A 12-year-old girl dies and comes back to life as a dog while still remembering her previous life.
When Daisy Fellows dies suddenly in a car crash she finds herself inexplicably in the Job Center. (Her eyes—one green and one blue—are her “distinguishing features,” leading readers to infer she’s white.) “Heaven?…What an old-fashioned concept,” says the woman there, urging Daisy to sign a form before all the “qualified jobs” are taken. Narrator Daisy is perplexed until the woman explains, “You are a soul….Look at it as rehousing.” Daisy mistakenly goes out the left door, instead of the right as instructed, and finds her soul inhabiting a newborn puppy named Misty—with all her Daisy memories intact.

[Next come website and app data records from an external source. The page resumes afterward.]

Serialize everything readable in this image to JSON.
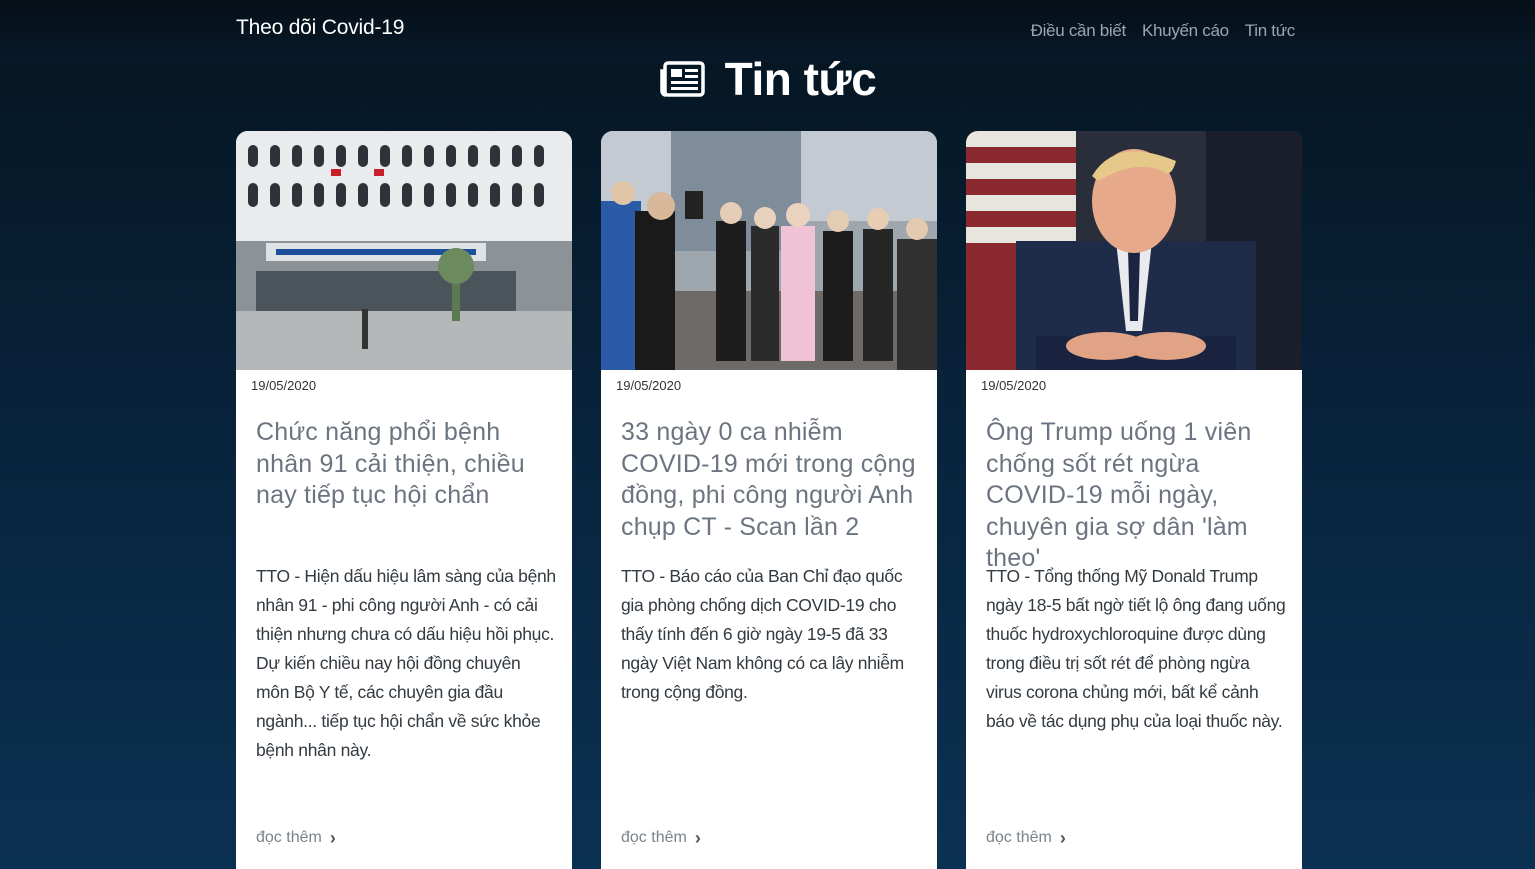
{
  "nav": {
    "brand": "Theo dõi Covid-19",
    "links": [
      "Điều cần biết",
      "Khuyến cáo",
      "Tin tức"
    ]
  },
  "section": {
    "icon": "newspaper-icon",
    "title": "Tin tức"
  },
  "cards": [
    {
      "date": "19/05/2020",
      "title": "Chức năng phổi bệnh nhân 91 cải thiện, chiều nay tiếp tục hội chẩn",
      "summary": "TTO - Hiện dấu hiệu lâm sàng của bệnh nhân 91 - phi công người Anh - có cải thiện nhưng chưa có dấu hiệu hồi phục. Dự kiến chiều nay hội đồng chuyên môn Bộ Y tế, các chuyên gia đầu ngành... tiếp tục hội chẩn về sức khỏe bệnh nhân này.",
      "read_more": "đọc thêm",
      "image_subject": "hospital-building-photo"
    },
    {
      "date": "19/05/2020",
      "title": "33 ngày 0 ca nhiễm COVID-19 mới trong cộng đồng, phi công người Anh chụp CT - Scan lần 2",
      "summary": "TTO - Báo cáo của Ban Chỉ đạo quốc gia phòng chống dịch COVID-19 cho thấy tính đến 6 giờ ngày 19-5 đã 33 ngày Việt Nam không có ca lây nhiễm trong cộng đồng.",
      "read_more": "đọc thêm",
      "image_subject": "airport-travelers-photo"
    },
    {
      "date": "19/05/2020",
      "title": "Ông Trump uống 1 viên chống sốt rét ngừa COVID-19 mỗi ngày, chuyên gia sợ dân 'làm theo'",
      "summary": "TTO - Tổng thống Mỹ Donald Trump ngày 18-5 bất ngờ tiết lộ ông đang uống thuốc hydroxychloroquine được dùng trong điều trị sốt rét để phòng ngừa virus corona chủng mới, bất kể cảnh báo về tác dụng phụ của loại thuốc này.",
      "read_more": "đọc thêm",
      "image_subject": "portrait-photo"
    }
  ]
}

Daisy/Misty’s dry humor entertains as she tries to make sense of her new existence. (Readers read human speech when Daisy/Misty speaks, but the humans in the story hear barking.) When Daisy/Misty, determined to find her human parents, runs away, she meets dark-haired, brown-eyed, white Pip, a 14-year-old runaway human boy who renames her Ray and is searching for his own father. As the two travel together, Ray gradually loses her memories of being Daisy and becomes more devoted and instinctual. Coggin’s subtle narrative transitions her protagonist from dog-inhabited-by-the-soul-of-a-girl to solely-dog with exquisite grace, leading to a wholly original homecoming theme.
A powerful story brought to heart-beating life by its cogent craftsmanship. (Fantasy. 9-14)